→ TASK REQUIREMENTS
Precisely the lines from the one with "Enumerate this screenshot's" through the end of the data, both included, must make up the response, each restated word for word.

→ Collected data
= = = = =

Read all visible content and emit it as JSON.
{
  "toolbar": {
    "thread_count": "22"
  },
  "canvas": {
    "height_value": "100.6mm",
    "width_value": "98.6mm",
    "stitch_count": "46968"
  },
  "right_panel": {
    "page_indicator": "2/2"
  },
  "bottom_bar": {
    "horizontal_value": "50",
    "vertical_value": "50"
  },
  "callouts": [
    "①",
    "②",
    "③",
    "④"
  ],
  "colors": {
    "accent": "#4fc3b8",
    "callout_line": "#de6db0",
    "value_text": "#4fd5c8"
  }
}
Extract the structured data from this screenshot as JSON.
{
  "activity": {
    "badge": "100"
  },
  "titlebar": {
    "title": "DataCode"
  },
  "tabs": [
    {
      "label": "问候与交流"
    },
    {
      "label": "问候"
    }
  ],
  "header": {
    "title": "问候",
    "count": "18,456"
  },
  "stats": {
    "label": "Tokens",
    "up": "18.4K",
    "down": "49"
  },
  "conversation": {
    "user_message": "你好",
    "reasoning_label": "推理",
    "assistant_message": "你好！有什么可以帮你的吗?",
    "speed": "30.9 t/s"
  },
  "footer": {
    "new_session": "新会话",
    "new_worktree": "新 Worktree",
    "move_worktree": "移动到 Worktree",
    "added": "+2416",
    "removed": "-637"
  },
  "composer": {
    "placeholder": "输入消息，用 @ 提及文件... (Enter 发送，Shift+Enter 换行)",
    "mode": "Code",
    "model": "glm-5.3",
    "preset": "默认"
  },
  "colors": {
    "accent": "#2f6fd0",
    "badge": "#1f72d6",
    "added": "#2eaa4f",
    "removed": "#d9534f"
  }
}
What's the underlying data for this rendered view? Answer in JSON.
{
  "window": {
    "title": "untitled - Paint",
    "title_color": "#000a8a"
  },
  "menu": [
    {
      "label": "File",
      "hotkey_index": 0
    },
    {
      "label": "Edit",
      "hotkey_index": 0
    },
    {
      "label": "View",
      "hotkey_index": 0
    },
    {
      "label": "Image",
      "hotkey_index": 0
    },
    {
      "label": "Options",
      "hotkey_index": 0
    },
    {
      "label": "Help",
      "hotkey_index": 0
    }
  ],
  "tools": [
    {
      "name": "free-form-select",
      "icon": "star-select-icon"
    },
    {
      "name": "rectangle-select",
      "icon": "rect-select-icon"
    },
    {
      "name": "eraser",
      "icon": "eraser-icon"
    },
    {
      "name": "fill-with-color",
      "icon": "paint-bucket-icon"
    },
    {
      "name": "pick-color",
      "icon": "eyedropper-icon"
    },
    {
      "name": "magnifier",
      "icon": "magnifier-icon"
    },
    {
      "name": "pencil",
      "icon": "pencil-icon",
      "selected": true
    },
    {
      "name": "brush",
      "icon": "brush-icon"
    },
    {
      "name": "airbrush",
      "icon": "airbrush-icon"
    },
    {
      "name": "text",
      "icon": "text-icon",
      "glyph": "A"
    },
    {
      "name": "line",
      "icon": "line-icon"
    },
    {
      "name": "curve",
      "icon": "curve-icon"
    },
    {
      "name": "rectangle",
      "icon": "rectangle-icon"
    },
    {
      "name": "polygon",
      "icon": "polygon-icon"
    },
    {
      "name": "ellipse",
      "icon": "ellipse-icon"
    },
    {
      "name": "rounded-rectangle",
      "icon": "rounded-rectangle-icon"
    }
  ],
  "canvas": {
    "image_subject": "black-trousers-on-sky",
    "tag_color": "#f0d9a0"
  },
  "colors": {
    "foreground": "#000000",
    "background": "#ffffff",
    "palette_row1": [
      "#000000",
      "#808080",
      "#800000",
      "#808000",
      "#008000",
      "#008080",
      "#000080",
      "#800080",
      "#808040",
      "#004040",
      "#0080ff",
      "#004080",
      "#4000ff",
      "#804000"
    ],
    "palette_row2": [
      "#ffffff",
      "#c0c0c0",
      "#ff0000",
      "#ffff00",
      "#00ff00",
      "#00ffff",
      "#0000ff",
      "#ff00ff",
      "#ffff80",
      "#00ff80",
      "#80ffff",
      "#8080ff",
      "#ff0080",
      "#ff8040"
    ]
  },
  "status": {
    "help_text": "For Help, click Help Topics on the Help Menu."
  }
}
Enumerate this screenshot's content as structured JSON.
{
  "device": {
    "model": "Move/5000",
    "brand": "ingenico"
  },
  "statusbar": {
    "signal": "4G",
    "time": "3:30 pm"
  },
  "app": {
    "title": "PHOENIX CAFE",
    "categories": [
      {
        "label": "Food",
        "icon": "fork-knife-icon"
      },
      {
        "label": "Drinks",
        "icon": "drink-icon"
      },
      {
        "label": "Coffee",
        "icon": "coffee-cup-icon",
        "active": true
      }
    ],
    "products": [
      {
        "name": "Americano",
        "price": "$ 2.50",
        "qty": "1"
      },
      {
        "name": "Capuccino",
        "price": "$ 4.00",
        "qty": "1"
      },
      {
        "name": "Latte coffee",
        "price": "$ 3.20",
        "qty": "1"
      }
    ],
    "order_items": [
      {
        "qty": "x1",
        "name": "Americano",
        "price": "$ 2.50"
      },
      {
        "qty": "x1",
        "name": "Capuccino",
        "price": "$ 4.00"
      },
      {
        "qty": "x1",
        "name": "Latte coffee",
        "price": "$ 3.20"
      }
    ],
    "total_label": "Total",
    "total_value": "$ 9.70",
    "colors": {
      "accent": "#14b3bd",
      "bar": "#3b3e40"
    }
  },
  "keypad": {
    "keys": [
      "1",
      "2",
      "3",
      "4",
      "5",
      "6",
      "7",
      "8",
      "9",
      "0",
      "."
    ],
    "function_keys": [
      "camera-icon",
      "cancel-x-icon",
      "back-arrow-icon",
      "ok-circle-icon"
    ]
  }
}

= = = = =

→ OUTPUT
Enumerate this screenshot's content as structured JSON.
{
  "device": {
    "model": "Move/5000",
    "brand": "ingenico"
  },
  "statusbar": {
    "signal": "4G",
    "time": "3:30 pm"
  },
  "app": {
    "title": "PHOENIX CAFE",
    "categories": [
      {
        "label": "Food",
        "icon": "fork-knife-icon"
      },
      {
        "label": "Drinks",
        "icon": "drink-icon"
      },
      {
        "label": "Coffee",
        "icon": "coffee-cup-icon",
        "active": true
      }
    ],
    "products": [
      {
        "name": "Americano",
        "price": "$ 2.50",
        "qty": "1"
      },
      {
        "name": "Capuccino",
        "price": "$ 4.00",
        "qty": "1"
      },
      {
        "name": "Latte coffee",
        "price": "$ 3.20",
        "qty": "1"
      }
    ],
    "order_items": [
      {
        "qty": "x1",
        "name": "Americano",
        "price": "$ 2.50"
      },
      {
        "qty": "x1",
        "name": "Capuccino",
        "price": "$ 4.00"
      },
      {
        "qty": "x1",
        "name": "Latte coffee",
        "price": "$ 3.20"
      }
    ],
    "total_label": "Total",
    "total_value": "$ 9.70",
    "colors": {
      "accent": "#14b3bd",
      "bar": "#3b3e40"
    }
  },
  "keypad": {
    "keys": [
      "1",
      "2",
      "3",
      "4",
      "5",
      "6",
      "7",
      "8",
      "9",
      "0",
      "."
    ],
    "function_keys": [
      "camera-icon",
      "cancel-x-icon",
      "back-arrow-icon",
      "ok-circle-icon"
    ]
  }
}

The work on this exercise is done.